The task
Omit all pictures, then print the entries exactly.

Task input

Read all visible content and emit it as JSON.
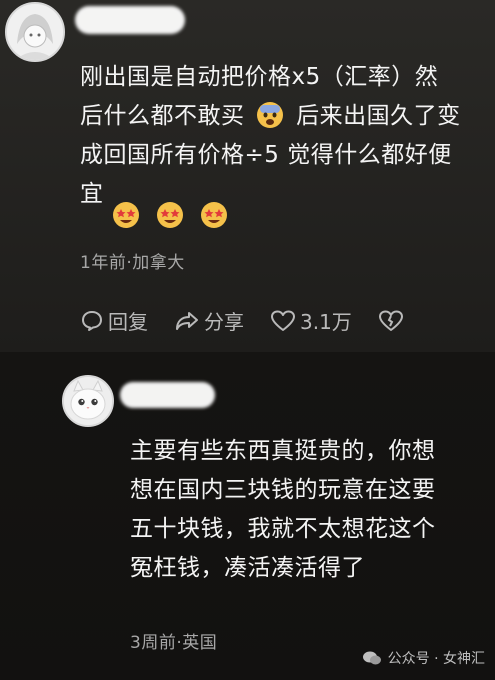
{
  "comments": [
    {
      "lines": [
        "刚出国是自动把价格x5（汇率）然",
        "后什么都不敢买",
        "后来出国久了变",
        "成回国所有价格÷5 觉得什么都好便",
        "宜"
      ],
      "meta": "1年前·加拿大",
      "actions": {
        "reply": "回复",
        "share": "分享",
        "likes": "3.1万"
      },
      "icons": [
        "avatar-anime-girl",
        "fearful-face-emoji",
        "star-struck-emoji",
        "reply-icon",
        "share-icon",
        "heart-icon",
        "broken-heart-icon"
      ]
    },
    {
      "lines": [
        "主要有些东西真挺贵的，你想",
        "想在国内三块钱的玩意在这要",
        "五十块钱，我就不太想花这个",
        "冤枉钱，凑活凑活得了"
      ],
      "meta": "3周前·英国",
      "icons": [
        "avatar-white-cat"
      ]
    }
  ],
  "watermark": "公众号 · 女神汇",
  "colors": {
    "text": "#f4f4f4",
    "meta": "#a7a7a7",
    "top_bg": "#2a2926",
    "bottom_bg": "#151412"
  }
}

Solution
Read all visible content and emit it as JSON.
{
  "comments": [
    {
      "lines": [
        "刚出国是自动把价格x5（汇率）然",
        "后什么都不敢买",
        "后来出国久了变",
        "成回国所有价格÷5 觉得什么都好便",
        "宜"
      ],
      "meta": "1年前·加拿大",
      "actions": {
        "reply": "回复",
        "share": "分享",
        "likes": "3.1万"
      },
      "icons": [
        "avatar-anime-girl",
        "fearful-face-emoji",
        "star-struck-emoji",
        "reply-icon",
        "share-icon",
        "heart-icon",
        "broken-heart-icon"
      ]
    },
    {
      "lines": [
        "主要有些东西真挺贵的，你想",
        "想在国内三块钱的玩意在这要",
        "五十块钱，我就不太想花这个",
        "冤枉钱，凑活凑活得了"
      ],
      "meta": "3周前·英国",
      "icons": [
        "avatar-white-cat"
      ]
    }
  ],
  "watermark": "公众号 · 女神汇",
  "colors": {
    "text": "#f4f4f4",
    "meta": "#a7a7a7",
    "top_bg": "#2a2926",
    "bottom_bg": "#151412"
  }
}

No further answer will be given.